(Stored data entries)

=== Begin Enclosure ===

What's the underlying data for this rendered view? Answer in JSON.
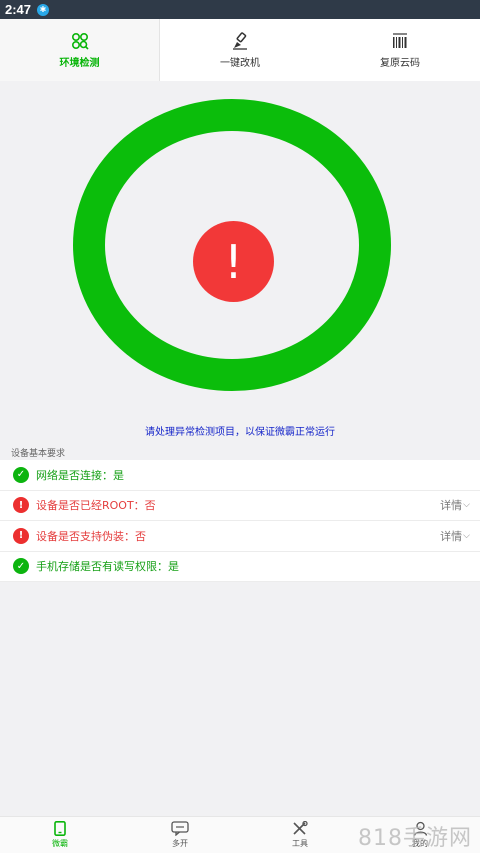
{
  "status_bar": {
    "time": "2:47",
    "bluetooth_icon": "bluetooth-icon"
  },
  "top_tabs": [
    {
      "label": "环境检测",
      "icon": "detect-icon",
      "active": true
    },
    {
      "label": "一键改机",
      "icon": "brush-icon",
      "active": false
    },
    {
      "label": "复原云码",
      "icon": "barcode-icon",
      "active": false
    }
  ],
  "ring": {
    "color": "#0bbd0b",
    "alert_symbol": "!",
    "alert_color": "#f23838"
  },
  "notice": "请处理异常检测项目，以保证微霸正常运行",
  "section_title": "设备基本要求",
  "checks": [
    {
      "text": "网络是否连接：是",
      "status": "ok",
      "icon_symbol": "✓"
    },
    {
      "text": "设备是否已经ROOT：否",
      "status": "bad",
      "icon_symbol": "!",
      "detail": "详情",
      "chevron": "⌵"
    },
    {
      "text": "设备是否支持伪装：否",
      "status": "bad",
      "icon_symbol": "!",
      "detail": "详情",
      "chevron": "⌵"
    },
    {
      "text": "手机存储是否有读写权限：是",
      "status": "ok",
      "icon_symbol": "✓"
    }
  ],
  "bottom_nav": [
    {
      "label": "微霸",
      "icon": "phone-icon",
      "active": true
    },
    {
      "label": "多开",
      "icon": "chat-icon",
      "active": false
    },
    {
      "label": "工具",
      "icon": "tools-icon",
      "active": false
    },
    {
      "label": "我的",
      "icon": "user-icon",
      "active": false
    }
  ],
  "watermark": "818手游网",
  "colors": {
    "green": "#09b50a",
    "red": "#e43d3d",
    "blue_text": "#1525c9"
  }
}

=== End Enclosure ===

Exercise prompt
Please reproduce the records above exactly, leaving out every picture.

Result below
What's the underlying data for this rendered view? Answer in JSON.
{
  "status_bar": {
    "time": "2:47",
    "bluetooth_icon": "bluetooth-icon"
  },
  "top_tabs": [
    {
      "label": "环境检测",
      "icon": "detect-icon",
      "active": true
    },
    {
      "label": "一键改机",
      "icon": "brush-icon",
      "active": false
    },
    {
      "label": "复原云码",
      "icon": "barcode-icon",
      "active": false
    }
  ],
  "ring": {
    "color": "#0bbd0b",
    "alert_symbol": "!",
    "alert_color": "#f23838"
  },
  "notice": "请处理异常检测项目，以保证微霸正常运行",
  "section_title": "设备基本要求",
  "checks": [
    {
      "text": "网络是否连接：是",
      "status": "ok",
      "icon_symbol": "✓"
    },
    {
      "text": "设备是否已经ROOT：否",
      "status": "bad",
      "icon_symbol": "!",
      "detail": "详情",
      "chevron": "⌵"
    },
    {
      "text": "设备是否支持伪装：否",
      "status": "bad",
      "icon_symbol": "!",
      "detail": "详情",
      "chevron": "⌵"
    },
    {
      "text": "手机存储是否有读写权限：是",
      "status": "ok",
      "icon_symbol": "✓"
    }
  ],
  "bottom_nav": [
    {
      "label": "微霸",
      "icon": "phone-icon",
      "active": true
    },
    {
      "label": "多开",
      "icon": "chat-icon",
      "active": false
    },
    {
      "label": "工具",
      "icon": "tools-icon",
      "active": false
    },
    {
      "label": "我的",
      "icon": "user-icon",
      "active": false
    }
  ],
  "watermark": "818手游网",
  "colors": {
    "green": "#09b50a",
    "red": "#e43d3d",
    "blue_text": "#1525c9"
  }
}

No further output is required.